▸ **WHAT YOU HAVE TO DO**
Count the lines below that include the word "JSON" and write that number alone.

▸ **DATA TO EXAMINE**
■ ■ ■ ■
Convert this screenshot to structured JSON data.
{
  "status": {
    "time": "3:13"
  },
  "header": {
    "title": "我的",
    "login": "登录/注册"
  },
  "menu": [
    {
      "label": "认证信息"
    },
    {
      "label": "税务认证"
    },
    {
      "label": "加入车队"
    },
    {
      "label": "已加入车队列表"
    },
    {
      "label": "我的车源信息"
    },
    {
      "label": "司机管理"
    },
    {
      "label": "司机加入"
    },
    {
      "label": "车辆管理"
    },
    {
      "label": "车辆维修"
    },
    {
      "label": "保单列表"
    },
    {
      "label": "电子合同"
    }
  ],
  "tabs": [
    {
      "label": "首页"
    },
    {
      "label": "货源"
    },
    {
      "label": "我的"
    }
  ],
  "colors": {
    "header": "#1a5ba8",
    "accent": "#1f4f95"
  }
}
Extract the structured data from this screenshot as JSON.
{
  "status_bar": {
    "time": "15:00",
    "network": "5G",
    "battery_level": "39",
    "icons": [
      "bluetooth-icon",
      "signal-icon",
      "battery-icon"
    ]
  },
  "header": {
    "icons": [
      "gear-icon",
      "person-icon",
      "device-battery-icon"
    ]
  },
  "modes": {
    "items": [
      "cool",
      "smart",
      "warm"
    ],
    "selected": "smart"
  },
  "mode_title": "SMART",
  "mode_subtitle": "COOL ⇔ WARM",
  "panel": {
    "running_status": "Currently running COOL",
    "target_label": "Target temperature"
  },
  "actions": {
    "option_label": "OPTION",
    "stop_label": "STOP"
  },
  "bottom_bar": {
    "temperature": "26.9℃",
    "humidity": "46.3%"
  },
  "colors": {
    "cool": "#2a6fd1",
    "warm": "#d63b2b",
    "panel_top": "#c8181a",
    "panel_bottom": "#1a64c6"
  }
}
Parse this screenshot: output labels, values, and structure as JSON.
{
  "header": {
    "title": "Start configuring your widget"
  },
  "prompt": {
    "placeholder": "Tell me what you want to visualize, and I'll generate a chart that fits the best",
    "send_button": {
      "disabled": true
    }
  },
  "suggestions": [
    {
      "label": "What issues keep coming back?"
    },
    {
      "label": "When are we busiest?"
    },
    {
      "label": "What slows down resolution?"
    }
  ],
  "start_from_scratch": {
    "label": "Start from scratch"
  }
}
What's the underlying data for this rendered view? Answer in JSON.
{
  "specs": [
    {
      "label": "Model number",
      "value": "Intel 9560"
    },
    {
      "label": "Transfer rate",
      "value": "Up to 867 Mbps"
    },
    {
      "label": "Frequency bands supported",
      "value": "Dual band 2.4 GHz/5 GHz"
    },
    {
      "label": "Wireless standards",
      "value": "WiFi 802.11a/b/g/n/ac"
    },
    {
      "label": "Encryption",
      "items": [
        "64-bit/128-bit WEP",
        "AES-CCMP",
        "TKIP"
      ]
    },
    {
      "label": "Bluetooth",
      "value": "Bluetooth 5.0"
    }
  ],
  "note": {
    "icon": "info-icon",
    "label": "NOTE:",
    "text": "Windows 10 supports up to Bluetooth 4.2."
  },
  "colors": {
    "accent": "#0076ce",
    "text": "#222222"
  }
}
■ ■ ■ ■
▸ **ANSWER AREA**
4